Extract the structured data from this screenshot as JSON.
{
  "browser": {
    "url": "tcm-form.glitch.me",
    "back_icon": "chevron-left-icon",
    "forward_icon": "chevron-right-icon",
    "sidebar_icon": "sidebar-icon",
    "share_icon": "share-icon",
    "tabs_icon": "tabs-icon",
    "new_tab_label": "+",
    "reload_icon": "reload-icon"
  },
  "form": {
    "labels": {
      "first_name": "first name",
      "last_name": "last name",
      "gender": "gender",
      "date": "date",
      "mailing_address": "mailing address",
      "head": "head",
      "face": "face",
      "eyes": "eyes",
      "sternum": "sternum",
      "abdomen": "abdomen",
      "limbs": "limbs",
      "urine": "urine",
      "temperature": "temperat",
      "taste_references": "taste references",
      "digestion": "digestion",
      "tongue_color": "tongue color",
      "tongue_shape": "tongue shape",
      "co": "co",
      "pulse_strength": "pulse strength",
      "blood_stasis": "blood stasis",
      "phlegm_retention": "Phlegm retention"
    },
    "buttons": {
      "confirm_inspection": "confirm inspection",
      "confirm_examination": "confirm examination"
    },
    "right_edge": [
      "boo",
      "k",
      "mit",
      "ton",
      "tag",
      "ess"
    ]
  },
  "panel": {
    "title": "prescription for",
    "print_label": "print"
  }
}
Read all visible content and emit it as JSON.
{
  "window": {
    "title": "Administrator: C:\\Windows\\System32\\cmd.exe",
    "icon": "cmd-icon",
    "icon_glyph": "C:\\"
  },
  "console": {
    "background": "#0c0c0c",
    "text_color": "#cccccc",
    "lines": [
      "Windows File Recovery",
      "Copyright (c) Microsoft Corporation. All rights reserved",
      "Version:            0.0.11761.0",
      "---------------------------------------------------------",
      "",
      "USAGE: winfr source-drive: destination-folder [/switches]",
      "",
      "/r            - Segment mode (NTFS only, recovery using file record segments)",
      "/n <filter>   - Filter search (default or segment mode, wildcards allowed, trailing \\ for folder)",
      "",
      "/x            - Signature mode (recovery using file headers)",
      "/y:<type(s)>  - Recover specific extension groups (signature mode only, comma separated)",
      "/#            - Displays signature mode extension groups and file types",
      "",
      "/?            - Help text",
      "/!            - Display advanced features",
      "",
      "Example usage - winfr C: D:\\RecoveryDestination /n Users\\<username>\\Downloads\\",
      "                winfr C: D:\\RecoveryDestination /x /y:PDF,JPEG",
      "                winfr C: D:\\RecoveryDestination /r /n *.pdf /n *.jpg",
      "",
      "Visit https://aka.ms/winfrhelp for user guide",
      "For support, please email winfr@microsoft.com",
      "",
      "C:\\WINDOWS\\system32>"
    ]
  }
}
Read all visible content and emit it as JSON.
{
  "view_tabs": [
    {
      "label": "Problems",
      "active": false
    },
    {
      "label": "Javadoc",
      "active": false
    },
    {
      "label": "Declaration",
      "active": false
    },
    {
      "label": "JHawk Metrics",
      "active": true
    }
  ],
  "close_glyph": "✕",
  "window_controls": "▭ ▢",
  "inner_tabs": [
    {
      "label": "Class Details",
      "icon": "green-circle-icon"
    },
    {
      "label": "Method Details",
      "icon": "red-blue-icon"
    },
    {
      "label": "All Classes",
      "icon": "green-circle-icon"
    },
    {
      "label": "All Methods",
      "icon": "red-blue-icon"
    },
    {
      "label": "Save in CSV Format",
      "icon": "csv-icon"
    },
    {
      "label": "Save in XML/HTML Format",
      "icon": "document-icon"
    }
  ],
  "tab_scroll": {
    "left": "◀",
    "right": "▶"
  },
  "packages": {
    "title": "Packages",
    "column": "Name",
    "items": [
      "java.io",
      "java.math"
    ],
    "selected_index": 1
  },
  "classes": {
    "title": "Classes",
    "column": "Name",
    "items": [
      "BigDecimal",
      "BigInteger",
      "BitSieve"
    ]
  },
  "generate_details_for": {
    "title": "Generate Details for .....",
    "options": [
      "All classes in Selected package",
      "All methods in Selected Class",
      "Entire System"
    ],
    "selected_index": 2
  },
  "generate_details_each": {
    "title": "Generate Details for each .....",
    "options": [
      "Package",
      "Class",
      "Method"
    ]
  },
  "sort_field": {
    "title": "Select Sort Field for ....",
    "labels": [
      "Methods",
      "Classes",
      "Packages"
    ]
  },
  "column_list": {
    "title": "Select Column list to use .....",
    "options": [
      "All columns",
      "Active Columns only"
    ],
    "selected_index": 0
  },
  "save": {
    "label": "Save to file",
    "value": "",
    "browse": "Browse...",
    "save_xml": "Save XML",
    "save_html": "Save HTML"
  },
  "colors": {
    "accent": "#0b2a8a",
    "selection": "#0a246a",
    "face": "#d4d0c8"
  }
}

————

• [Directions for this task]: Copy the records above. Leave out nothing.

• [Response]:
Extract the structured data from this screenshot as JSON.
{
  "browser": {
    "url": "tcm-form.glitch.me",
    "back_icon": "chevron-left-icon",
    "forward_icon": "chevron-right-icon",
    "sidebar_icon": "sidebar-icon",
    "share_icon": "share-icon",
    "tabs_icon": "tabs-icon",
    "new_tab_label": "+",
    "reload_icon": "reload-icon"
  },
  "form": {
    "labels": {
      "first_name": "first name",
      "last_name": "last name",
      "gender": "gender",
      "date": "date",
      "mailing_address": "mailing address",
      "head": "head",
      "face": "face",
      "eyes": "eyes",
      "sternum": "sternum",
      "abdomen": "abdomen",
      "limbs": "limbs",
      "urine": "urine",
      "temperature": "temperat",
      "taste_references": "taste references",
      "digestion": "digestion",
      "tongue_color": "tongue color",
      "tongue_shape": "tongue shape",
      "co": "co",
      "pulse_strength": "pulse strength",
      "blood_stasis": "blood stasis",
      "phlegm_retention": "Phlegm retention"
    },
    "buttons": {
      "confirm_inspection": "confirm inspection",
      "confirm_examination": "confirm examination"
    },
    "right_edge": [
      "boo",
      "k",
      "mit",
      "ton",
      "tag",
      "ess"
    ]
  },
  "panel": {
    "title": "prescription for",
    "print_label": "print"
  }
}
Read all visible content and emit it as JSON.
{
  "window": {
    "title": "Administrator: C:\\Windows\\System32\\cmd.exe",
    "icon": "cmd-icon",
    "icon_glyph": "C:\\"
  },
  "console": {
    "background": "#0c0c0c",
    "text_color": "#cccccc",
    "lines": [
      "Windows File Recovery",
      "Copyright (c) Microsoft Corporation. All rights reserved",
      "Version:            0.0.11761.0",
      "---------------------------------------------------------",
      "",
      "USAGE: winfr source-drive: destination-folder [/switches]",
      "",
      "/r            - Segment mode (NTFS only, recovery using file record segments)",
      "/n <filter>   - Filter search (default or segment mode, wildcards allowed, trailing \\ for folder)",
      "",
      "/x            - Signature mode (recovery using file headers)",
      "/y:<type(s)>  - Recover specific extension groups (signature mode only, comma separated)",
      "/#            - Displays signature mode extension groups and file types",
      "",
      "/?            - Help text",
      "/!            - Display advanced features",
      "",
      "Example usage - winfr C: D:\\RecoveryDestination /n Users\\<username>\\Downloads\\",
      "                winfr C: D:\\RecoveryDestination /x /y:PDF,JPEG",
      "                winfr C: D:\\RecoveryDestination /r /n *.pdf /n *.jpg",
      "",
      "Visit https://aka.ms/winfrhelp for user guide",
      "For support, please email winfr@microsoft.com",
      "",
      "C:\\WINDOWS\\system32>"
    ]
  }
}
Read all visible content and emit it as JSON.
{
  "view_tabs": [
    {
      "label": "Problems",
      "active": false
    },
    {
      "label": "Javadoc",
      "active": false
    },
    {
      "label": "Declaration",
      "active": false
    },
    {
      "label": "JHawk Metrics",
      "active": true
    }
  ],
  "close_glyph": "✕",
  "window_controls": "▭ ▢",
  "inner_tabs": [
    {
      "label": "Class Details",
      "icon": "green-circle-icon"
    },
    {
      "label": "Method Details",
      "icon": "red-blue-icon"
    },
    {
      "label": "All Classes",
      "icon": "green-circle-icon"
    },
    {
      "label": "All Methods",
      "icon": "red-blue-icon"
    },
    {
      "label": "Save in CSV Format",
      "icon": "csv-icon"
    },
    {
      "label": "Save in XML/HTML Format",
      "icon": "document-icon"
    }
  ],
  "tab_scroll": {
    "left": "◀",
    "right": "▶"
  },
  "packages": {
    "title": "Packages",
    "column": "Name",
    "items": [
      "java.io",
      "java.math"
    ],
    "selected_index": 1
  },
  "classes": {
    "title": "Classes",
    "column": "Name",
    "items": [
      "BigDecimal",
      "BigInteger",
      "BitSieve"
    ]
  },
  "generate_details_for": {
    "title": "Generate Details for .....",
    "options": [
      "All classes in Selected package",
      "All methods in Selected Class",
      "Entire System"
    ],
    "selected_index": 2
  },
  "generate_details_each": {
    "title": "Generate Details for each .....",
    "options": [
      "Package",
      "Class",
      "Method"
    ]
  },
  "sort_field": {
    "title": "Select Sort Field for ....",
    "labels": [
      "Methods",
      "Classes",
      "Packages"
    ]
  },
  "column_list": {
    "title": "Select Column list to use .....",
    "options": [
      "All columns",
      "Active Columns only"
    ],
    "selected_index": 0
  },
  "save": {
    "label": "Save to file",
    "value": "",
    "browse": "Browse...",
    "save_xml": "Save XML",
    "save_html": "Save HTML"
  },
  "colors": {
    "accent": "#0b2a8a",
    "selection": "#0a246a",
    "face": "#d4d0c8"
  }
}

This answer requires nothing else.